(Task statement):
A single number is the answer: how many lines of the data hold "default"?

(Beginning of Dataset excerpts)

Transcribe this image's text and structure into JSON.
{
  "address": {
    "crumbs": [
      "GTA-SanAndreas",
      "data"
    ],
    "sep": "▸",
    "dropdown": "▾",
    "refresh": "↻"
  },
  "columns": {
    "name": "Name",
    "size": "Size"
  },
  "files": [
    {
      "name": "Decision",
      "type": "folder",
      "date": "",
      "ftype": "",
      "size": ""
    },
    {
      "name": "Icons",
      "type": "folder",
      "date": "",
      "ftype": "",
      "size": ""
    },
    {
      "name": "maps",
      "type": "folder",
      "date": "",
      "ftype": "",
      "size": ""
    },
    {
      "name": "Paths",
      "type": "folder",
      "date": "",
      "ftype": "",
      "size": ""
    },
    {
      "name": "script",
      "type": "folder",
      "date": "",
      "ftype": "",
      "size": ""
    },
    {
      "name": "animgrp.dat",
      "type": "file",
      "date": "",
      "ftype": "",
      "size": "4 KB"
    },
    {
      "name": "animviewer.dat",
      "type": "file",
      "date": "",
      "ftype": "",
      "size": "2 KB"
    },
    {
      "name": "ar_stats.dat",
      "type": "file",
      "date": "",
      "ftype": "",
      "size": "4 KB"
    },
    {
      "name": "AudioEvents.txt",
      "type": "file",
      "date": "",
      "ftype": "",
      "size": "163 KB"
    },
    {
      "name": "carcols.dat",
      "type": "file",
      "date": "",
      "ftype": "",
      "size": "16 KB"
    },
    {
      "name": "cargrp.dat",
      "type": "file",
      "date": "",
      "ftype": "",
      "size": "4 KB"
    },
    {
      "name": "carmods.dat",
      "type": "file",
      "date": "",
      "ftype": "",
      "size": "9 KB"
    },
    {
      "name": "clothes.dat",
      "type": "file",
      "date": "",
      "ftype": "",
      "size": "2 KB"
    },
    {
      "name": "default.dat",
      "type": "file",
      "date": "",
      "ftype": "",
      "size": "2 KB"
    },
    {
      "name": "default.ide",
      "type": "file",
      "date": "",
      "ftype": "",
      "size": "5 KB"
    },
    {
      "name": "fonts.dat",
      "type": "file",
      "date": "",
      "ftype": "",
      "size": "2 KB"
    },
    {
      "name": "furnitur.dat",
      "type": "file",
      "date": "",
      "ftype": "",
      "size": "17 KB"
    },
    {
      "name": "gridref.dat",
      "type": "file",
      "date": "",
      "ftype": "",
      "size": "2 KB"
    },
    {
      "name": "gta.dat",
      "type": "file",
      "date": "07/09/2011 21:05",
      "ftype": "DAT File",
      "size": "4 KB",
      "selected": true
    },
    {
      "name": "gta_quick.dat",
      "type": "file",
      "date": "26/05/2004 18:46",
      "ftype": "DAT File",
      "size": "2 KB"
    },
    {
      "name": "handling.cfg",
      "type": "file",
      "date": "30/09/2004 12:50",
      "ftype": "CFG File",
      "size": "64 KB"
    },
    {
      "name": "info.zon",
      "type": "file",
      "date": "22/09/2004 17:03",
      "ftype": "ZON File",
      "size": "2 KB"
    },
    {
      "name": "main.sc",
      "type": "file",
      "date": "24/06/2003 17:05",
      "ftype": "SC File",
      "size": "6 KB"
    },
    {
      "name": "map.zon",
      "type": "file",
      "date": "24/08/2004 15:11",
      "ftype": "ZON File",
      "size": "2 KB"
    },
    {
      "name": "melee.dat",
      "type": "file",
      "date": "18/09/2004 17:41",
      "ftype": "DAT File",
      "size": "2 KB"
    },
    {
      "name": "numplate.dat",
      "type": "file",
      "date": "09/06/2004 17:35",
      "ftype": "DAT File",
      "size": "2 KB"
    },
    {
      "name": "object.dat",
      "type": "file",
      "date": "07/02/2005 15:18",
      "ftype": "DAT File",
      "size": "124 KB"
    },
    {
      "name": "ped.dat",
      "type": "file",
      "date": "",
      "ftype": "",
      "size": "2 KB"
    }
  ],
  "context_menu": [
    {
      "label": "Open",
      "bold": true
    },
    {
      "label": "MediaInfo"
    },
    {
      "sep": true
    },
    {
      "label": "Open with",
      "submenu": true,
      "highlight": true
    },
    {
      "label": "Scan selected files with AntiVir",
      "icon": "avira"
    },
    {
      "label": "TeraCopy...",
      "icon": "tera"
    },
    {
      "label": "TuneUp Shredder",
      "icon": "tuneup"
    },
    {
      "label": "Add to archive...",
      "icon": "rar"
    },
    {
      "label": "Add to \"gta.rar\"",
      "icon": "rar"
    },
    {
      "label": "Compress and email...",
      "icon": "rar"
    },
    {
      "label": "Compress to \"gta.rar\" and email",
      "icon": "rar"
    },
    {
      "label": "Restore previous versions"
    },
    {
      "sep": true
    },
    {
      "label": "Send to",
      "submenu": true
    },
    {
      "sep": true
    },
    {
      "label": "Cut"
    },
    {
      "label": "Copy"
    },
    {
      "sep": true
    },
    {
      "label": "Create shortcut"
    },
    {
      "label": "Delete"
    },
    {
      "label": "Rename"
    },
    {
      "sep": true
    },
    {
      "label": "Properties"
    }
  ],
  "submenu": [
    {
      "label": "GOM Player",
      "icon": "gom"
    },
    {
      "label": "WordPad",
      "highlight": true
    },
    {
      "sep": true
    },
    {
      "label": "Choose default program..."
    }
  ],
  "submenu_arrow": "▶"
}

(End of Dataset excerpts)

(Solution to the problem):
3